The governments and the Organizing Committee should set aside economic impact models as a tool for justifying Olympic projects. That approach makes all spending appear good - and would perversely make a cost overrun (more economic activity) appear better than an on-budget project. Instead, they should return to conventional benefit-cost tools incorporated within the provincial government's own Capital Asset Management Framework. Done right, a benefit-cost evaluation lays bare the tradeoffs between project options - the pros and cons - and identifies the net gains or losses for each.

Governments and the Organizing Committee should define exactly what the minimal requirements of hosting the Games are - which venues, with what capacity and features, and what transportation are minimally needed for 2010. Closer review may show that the Sea-to-Sky highway does not require such extensive upgrades. Costs of mitigating social and environmental impacts should also be included. This baseline budget - plain vanilla Games - should anchor all financial decisions.

There may be a case for spending more than plain-vanilla on a particular project. It may be wise, for example, to build in additional features to a facility so that it can be converted after 2010 to be more useful. But warning lights should go off whenever someone argues for an enhancement based on it being a "legacy" or an opportunity to "show the world." Each case should be judged by whether the additional benefits warrant the additional costs.

And each enhanced spending decision should face the same ruthless cost-cutting scrutiny that healthcare, child services, education and all other government services must face. Elaborate torch displays must compete for scarce dollars with seismic upgrades of elementary schools.

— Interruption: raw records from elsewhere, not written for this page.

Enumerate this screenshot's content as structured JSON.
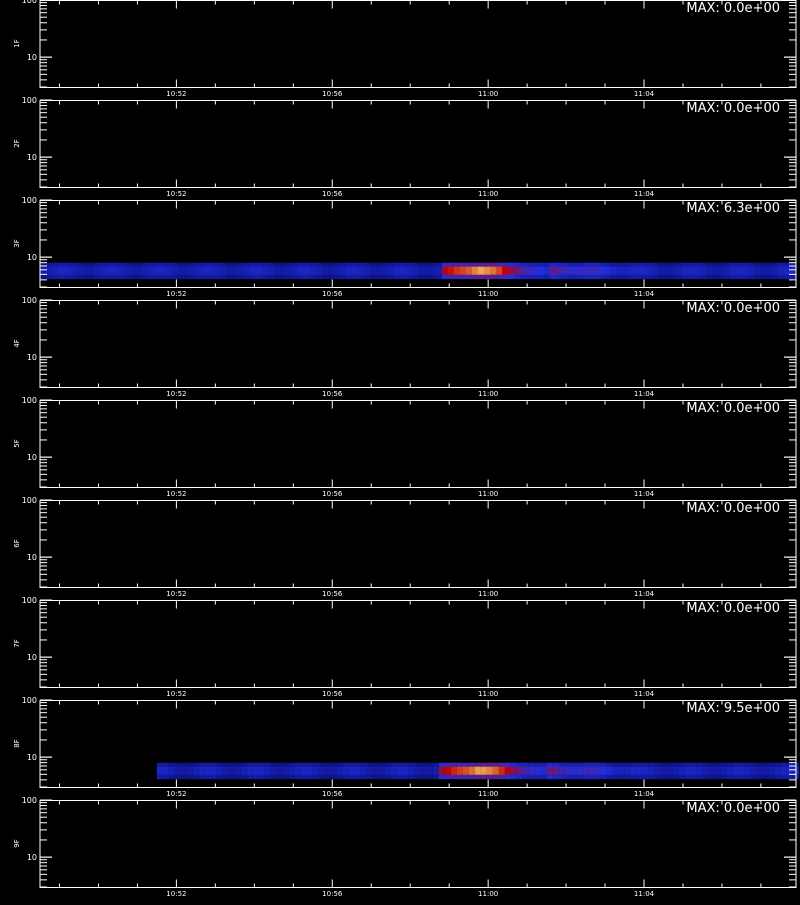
{
  "chart_data": {
    "type": "heatmap",
    "x_range": [
      "10:49",
      "11:08"
    ],
    "x_ticks": [
      "10:52",
      "10:56",
      "11:00",
      "11:04"
    ],
    "y_scale": "log",
    "y_range": [
      3,
      100
    ],
    "y_ticks": [
      "100",
      "10"
    ],
    "max_prefix": "MAX: ",
    "colors": {
      "background": "#000000",
      "axis": "#ffffff",
      "low": "#0a0a6e",
      "mid": "#1f2fe0",
      "high": "#c40000",
      "peak": "#ffff80"
    },
    "panels": [
      {
        "label": "1F",
        "max": "0.0e+00",
        "band": null
      },
      {
        "label": "2F",
        "max": "0.0e+00",
        "band": null
      },
      {
        "label": "3F",
        "max": "6.3e+00",
        "band": {
          "y_center": 5.5,
          "y_halfwidth": 1.5,
          "start": "10:49",
          "burst_start": "10:59",
          "peak": "11:00",
          "burst_end": "11:01",
          "end": "11:08"
        }
      },
      {
        "label": "4F",
        "max": "0.0e+00",
        "band": null
      },
      {
        "label": "5F",
        "max": "0.0e+00",
        "band": null
      },
      {
        "label": "6F",
        "max": "0.0e+00",
        "band": null
      },
      {
        "label": "7F",
        "max": "0.0e+00",
        "band": null
      },
      {
        "label": "8F",
        "max": "9.5e+00",
        "band": {
          "y_center": 5.5,
          "y_halfwidth": 1.5,
          "start": "10:52",
          "burst_start": "10:59",
          "peak": "11:00",
          "burst_end": "11:01",
          "end": "11:08"
        }
      },
      {
        "label": "9F",
        "max": "0.0e+00",
        "band": null
      }
    ]
  }
}
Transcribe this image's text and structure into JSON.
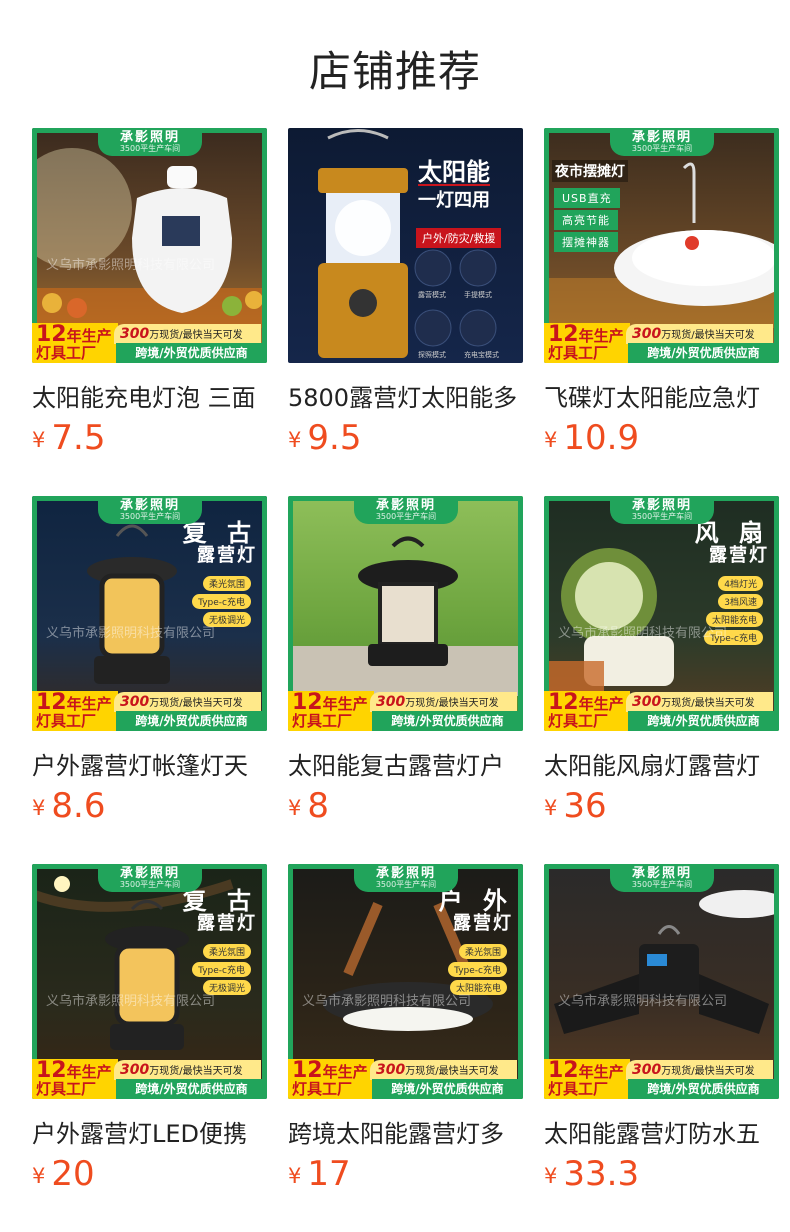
{
  "page": {
    "title": "店铺推荐"
  },
  "badge": {
    "brand": "承影照明",
    "sub": "3500平生产车间"
  },
  "promo": {
    "years_big": "12",
    "years_text": "年生产",
    "factory": "灯具工厂",
    "stock_num": "300",
    "stock_text": "万现货/最快当天可发",
    "band": "跨境/外贸优质供应商"
  },
  "watermark": "义乌市承影照明科技有限公司",
  "currency": "¥",
  "products": [
    {
      "name": "太阳能充电灯泡 三面",
      "price": "7.5"
    },
    {
      "name": "5800露营灯太阳能多",
      "price": "9.5",
      "img_title1": "太阳能",
      "img_title2": "一灯四用",
      "img_tag": "户外/防灾/救援",
      "modes": [
        "露营模式",
        "手提模式",
        "探照模式",
        "充电宝模式"
      ]
    },
    {
      "name": "飞碟灯太阳能应急灯",
      "price": "10.9",
      "img_title": "夜市摆摊灯",
      "img_pills": [
        "USB直充",
        "高亮节能",
        "摆摊神器"
      ]
    },
    {
      "name": "户外露营灯帐篷灯天",
      "price": "8.6",
      "img_title1": "复 古",
      "img_title2": "露营灯",
      "feats": [
        "柔光氛围",
        "Type-c充电",
        "无极调光"
      ]
    },
    {
      "name": "太阳能复古露营灯户",
      "price": "8"
    },
    {
      "name": "太阳能风扇灯露营灯",
      "price": "36",
      "img_title1": "风 扇",
      "img_title2": "露营灯",
      "feats": [
        "4档灯光",
        "3档风速",
        "太阳能充电",
        "Type-c充电"
      ]
    },
    {
      "name": "户外露营灯LED便携",
      "price": "20",
      "img_title1": "复 古",
      "img_title2": "露营灯",
      "feats": [
        "柔光氛围",
        "Type-c充电",
        "无极调光"
      ]
    },
    {
      "name": "跨境太阳能露营灯多",
      "price": "17",
      "img_title1": "户 外",
      "img_title2": "露营灯",
      "feats": [
        "柔光氛围",
        "Type-c充电",
        "太阳能充电"
      ]
    },
    {
      "name": "太阳能露营灯防水五",
      "price": "33.3"
    }
  ],
  "colors": {
    "brand_green": "#21a45b",
    "price": "#ef4c1f",
    "promo_yellow": "#ffd400",
    "promo_red": "#c8141c"
  }
}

The federal and provincial governments should reconsider setting aside a "legacy fund" where $110 million is placed in a trust in 2010 to sustain money-losing facilities indefinitely after the Games. It was honest of the Bid Corporation to identify this obligation. But, such a fund provides a "free-pass" around the gauntlet of annual budget appropriations that other public facilities face. It will be hard for communities that have lost a school, hospital, or courthouse to understand why ski jumps or luge tracks get guaranteed operating subsidies after the Games have come and gone.

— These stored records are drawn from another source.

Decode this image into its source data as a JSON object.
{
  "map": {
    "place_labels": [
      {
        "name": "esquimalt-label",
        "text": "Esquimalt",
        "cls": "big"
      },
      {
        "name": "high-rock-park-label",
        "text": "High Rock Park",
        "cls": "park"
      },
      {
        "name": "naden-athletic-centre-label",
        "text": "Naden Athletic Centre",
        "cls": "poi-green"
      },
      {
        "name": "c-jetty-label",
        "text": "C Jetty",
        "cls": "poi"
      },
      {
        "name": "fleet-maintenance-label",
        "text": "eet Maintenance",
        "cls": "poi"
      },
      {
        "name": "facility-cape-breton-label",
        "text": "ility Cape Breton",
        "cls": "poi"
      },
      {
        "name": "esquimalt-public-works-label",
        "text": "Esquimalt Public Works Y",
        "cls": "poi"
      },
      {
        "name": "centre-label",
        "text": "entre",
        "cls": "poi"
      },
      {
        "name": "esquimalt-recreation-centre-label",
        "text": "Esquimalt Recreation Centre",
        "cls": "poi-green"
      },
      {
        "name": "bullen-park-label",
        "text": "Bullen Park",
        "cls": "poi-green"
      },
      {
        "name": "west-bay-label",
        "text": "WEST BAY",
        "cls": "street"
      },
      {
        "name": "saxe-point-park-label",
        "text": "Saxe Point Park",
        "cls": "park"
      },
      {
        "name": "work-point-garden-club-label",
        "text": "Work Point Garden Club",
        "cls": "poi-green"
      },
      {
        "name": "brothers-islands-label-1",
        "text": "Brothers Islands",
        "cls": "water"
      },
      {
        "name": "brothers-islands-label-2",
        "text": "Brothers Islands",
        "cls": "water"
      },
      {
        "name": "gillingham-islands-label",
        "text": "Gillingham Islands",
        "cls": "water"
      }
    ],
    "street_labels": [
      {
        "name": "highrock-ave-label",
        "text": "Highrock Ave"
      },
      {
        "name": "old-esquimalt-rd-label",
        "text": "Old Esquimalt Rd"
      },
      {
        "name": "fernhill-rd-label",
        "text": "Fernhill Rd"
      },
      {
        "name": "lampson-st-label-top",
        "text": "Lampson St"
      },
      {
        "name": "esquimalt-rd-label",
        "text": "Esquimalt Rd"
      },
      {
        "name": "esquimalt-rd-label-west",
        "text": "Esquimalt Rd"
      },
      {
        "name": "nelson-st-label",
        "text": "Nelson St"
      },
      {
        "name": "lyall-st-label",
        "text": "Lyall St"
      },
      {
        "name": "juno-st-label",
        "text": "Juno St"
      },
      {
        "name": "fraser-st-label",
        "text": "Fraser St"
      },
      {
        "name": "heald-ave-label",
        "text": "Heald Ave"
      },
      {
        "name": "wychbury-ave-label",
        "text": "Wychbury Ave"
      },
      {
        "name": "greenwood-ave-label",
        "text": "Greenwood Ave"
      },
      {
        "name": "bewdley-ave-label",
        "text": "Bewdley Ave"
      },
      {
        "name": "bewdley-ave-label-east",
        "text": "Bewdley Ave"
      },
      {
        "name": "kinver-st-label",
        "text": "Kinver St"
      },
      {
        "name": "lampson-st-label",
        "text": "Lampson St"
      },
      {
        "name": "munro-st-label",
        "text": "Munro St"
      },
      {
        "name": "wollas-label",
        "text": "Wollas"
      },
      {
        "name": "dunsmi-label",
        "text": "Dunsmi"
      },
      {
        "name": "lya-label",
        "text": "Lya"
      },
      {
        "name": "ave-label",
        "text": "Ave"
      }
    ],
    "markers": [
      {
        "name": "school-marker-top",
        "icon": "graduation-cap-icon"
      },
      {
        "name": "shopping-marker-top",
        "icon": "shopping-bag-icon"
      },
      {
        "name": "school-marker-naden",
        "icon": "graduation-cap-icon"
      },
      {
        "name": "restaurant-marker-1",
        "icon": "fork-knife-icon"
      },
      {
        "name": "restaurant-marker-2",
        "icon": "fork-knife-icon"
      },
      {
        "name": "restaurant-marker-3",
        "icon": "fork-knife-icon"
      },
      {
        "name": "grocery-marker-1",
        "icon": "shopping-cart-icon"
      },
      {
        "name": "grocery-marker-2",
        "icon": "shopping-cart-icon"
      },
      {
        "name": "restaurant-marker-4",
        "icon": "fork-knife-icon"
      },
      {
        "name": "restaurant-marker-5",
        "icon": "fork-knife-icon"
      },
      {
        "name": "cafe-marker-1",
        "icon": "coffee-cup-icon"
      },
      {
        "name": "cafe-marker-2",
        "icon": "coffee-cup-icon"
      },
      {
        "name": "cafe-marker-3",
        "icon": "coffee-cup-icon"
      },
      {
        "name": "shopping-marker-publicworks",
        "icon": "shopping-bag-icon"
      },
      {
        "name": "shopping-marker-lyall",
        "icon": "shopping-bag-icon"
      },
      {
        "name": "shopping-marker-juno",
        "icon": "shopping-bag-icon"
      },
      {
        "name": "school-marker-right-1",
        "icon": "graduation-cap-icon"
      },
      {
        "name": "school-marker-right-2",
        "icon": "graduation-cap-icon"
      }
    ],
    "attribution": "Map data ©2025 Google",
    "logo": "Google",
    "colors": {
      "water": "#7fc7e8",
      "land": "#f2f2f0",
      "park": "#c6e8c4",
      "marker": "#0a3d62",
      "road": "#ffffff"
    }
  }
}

Undoubtedly, the provincial government will be under considerable pressure to make sure that the rest of the province (outside the Lower Mainland, Squamish and Whistler area) should share in the Olympic bounty. But, the Olympic construction boom cannot be moved, nor can we expect many tourists to explore far afield from Vancouver or Whistler in February. The Olympics themselves are not the best way to address equity between different regions of the province.

By all means the government should take advantage of the profile provided by the Olympics to showcase BC and its businesses. But any campaign should be grounded in the reality that February is not a good time to showcase most of BC, and that Vancouver itself may appear darker and wetter than we'd like the world to picture it.

Finally, the provincial and federal governments should get on with managing their real economic responsibilities. An economic strategy based solely on the Olympics neglects many important sectors in BC (natural resources, high tech, financial services), redirects transportation investment away from key goods movement routes in the Lower Mainland and places too much emphasis on one event seven years out.

There is a real risk that government in Victoria will become pre-occupied with the Olympics initiatives. Cabinet meeting agendas will refocus on the feel-good of the Winter Games, to the neglect of the many serious problems facing British Columbia over the next decade. If so, that could be the biggest cost of the Games.